Two shows

A clinic

An interview

Meeting Brazilian bassists

Jota Quest

The magic of making music together

Check out Stu’s itinerary

Ask Ari LIVE from Brazil featuring Stu Hamm

Alberti Bass for Finger Fitness and Theory Shedding [Video]

TalkingA common question I hear a lot has to do with practice routines:

  • “What are some good exercises to improve my technique?”
  • “What should my practice routine look like?”
  • “How can I be more creative?”
  • “How can I make music theory accessible and practical?”

Well, I love, love, LOVE exercises that practice more than one topic at a time, especially technique and music theory. If you manage to make some beautiful music on top of it with that, all the better :).

Here, for example, is a Talking Technique episode where I hope to achieve all that:

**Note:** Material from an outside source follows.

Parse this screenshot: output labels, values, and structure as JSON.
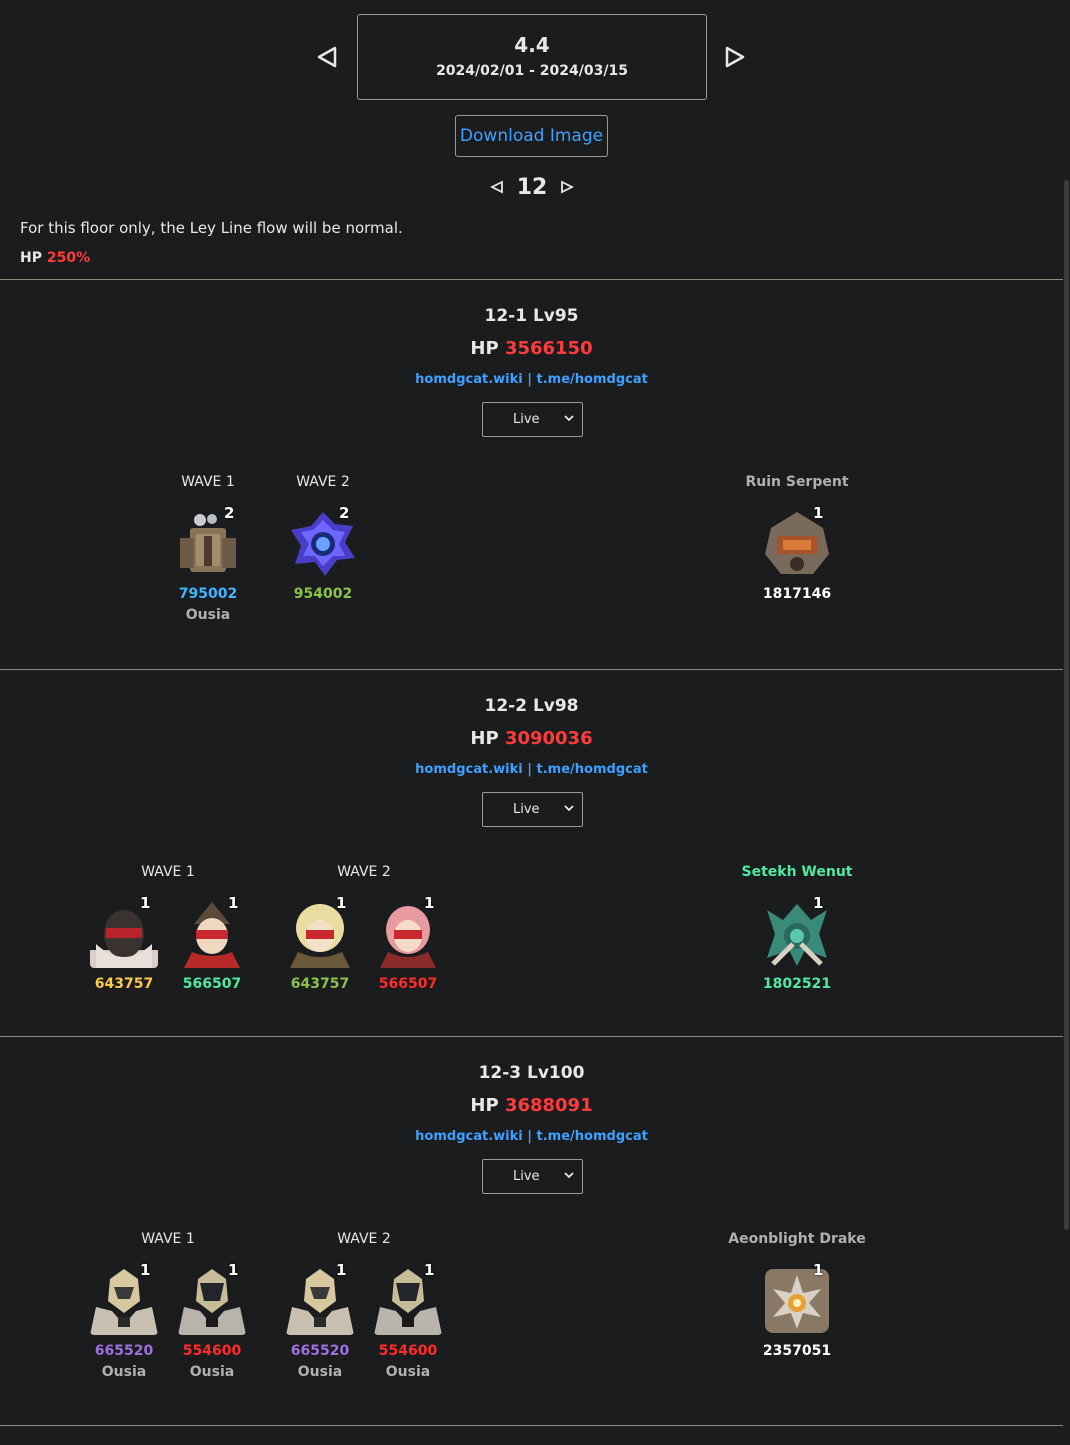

The Alberti Bass Talking Technique Episode

This exercise definitely sheds your fingers quite a bit (left and right!) and it gives you a good theory workout as we are going through the diatonic cycle in minor.

In it, I  explain the “Alberti-inspired” keyboard figures that we can adapt to the bass. Domenico Alberti was a composer in the 18th century. His left hand piano figures provide inspiration to this day and also give us some heavy-duty technique shedding: string crossing, right-hand shedding, and coordination.

Exercises like these are a beneficial part of a smart practice regimen. In this lesson, we’ll go over these Alberti-inspired figures over the diatonic cycle in minor.

Be sure to download the PDF that comes with Ari’s Alberti Bass episode for this lesson and follow along with the video.

A new episode of Talking Technique is going live next week! Make sure to subscribe at and never miss an episode.

Check Ari’s Talking Technique Episode on the Alberti Bass here

Related Topics: 2-octave triads, beautiful practice